--- Supplied entries Enclosed Below ---

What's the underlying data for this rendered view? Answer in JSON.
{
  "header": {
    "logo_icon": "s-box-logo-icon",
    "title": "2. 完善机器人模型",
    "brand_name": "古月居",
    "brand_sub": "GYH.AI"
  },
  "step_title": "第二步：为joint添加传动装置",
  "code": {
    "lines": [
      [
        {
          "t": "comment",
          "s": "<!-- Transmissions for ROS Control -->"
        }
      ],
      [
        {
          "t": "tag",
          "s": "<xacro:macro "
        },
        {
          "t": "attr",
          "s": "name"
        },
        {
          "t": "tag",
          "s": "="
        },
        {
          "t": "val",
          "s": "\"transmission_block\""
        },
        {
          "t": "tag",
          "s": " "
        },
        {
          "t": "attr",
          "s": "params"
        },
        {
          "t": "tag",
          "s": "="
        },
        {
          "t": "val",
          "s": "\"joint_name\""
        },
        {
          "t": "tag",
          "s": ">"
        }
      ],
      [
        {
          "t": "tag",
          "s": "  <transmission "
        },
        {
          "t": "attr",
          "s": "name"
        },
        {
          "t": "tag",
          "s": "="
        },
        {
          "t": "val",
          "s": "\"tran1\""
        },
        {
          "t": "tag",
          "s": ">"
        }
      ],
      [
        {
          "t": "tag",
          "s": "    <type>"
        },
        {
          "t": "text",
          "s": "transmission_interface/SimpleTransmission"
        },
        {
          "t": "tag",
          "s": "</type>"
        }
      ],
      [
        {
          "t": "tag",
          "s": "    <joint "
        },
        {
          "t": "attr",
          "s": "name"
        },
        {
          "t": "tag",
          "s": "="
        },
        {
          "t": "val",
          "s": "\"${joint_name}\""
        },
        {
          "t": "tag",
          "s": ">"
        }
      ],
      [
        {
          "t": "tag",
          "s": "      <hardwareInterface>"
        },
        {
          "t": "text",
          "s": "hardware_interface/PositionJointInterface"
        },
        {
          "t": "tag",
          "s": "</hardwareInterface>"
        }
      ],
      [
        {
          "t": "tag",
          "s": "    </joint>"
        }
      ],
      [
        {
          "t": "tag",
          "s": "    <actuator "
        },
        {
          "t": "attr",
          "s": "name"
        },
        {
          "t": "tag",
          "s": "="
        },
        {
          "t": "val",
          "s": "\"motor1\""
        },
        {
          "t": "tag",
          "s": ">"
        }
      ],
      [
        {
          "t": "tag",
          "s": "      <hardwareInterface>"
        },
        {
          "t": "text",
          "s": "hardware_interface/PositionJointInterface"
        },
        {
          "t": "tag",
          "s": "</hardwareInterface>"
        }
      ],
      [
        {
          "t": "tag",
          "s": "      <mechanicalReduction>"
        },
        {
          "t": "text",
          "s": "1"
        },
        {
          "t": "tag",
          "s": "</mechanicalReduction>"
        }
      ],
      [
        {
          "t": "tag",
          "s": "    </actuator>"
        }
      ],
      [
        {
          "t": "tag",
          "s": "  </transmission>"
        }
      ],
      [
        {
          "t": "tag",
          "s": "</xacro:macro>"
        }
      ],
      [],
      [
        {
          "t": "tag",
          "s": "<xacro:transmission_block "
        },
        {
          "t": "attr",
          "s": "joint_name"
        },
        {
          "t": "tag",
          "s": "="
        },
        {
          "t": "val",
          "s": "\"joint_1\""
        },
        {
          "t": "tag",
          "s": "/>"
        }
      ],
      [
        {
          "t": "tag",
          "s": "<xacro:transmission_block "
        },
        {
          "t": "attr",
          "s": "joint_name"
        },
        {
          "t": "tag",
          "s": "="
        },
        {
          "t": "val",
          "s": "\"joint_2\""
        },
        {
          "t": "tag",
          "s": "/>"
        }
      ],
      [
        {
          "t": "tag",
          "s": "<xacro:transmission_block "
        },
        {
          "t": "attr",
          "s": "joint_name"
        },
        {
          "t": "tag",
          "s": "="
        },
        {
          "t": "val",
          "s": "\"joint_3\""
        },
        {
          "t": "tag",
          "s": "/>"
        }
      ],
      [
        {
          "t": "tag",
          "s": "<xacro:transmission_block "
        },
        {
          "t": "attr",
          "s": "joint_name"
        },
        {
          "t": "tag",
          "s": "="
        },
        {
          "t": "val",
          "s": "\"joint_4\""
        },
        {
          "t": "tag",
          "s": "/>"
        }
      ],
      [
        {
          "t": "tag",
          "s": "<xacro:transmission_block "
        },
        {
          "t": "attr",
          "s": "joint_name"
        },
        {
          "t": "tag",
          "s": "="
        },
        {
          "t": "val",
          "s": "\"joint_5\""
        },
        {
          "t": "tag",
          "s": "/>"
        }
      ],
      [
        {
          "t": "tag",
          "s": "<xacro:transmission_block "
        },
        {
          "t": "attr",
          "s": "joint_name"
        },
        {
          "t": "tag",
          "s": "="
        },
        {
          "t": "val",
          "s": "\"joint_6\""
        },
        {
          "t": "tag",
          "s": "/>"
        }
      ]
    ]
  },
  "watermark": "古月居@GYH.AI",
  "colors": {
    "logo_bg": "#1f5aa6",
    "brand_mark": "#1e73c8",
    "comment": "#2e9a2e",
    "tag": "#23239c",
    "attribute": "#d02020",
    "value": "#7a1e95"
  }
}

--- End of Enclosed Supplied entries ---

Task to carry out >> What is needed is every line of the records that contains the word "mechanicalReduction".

Result of the task >>
          "s": "      <mechanicalReduction>"
          "s": "</mechanicalReduction>"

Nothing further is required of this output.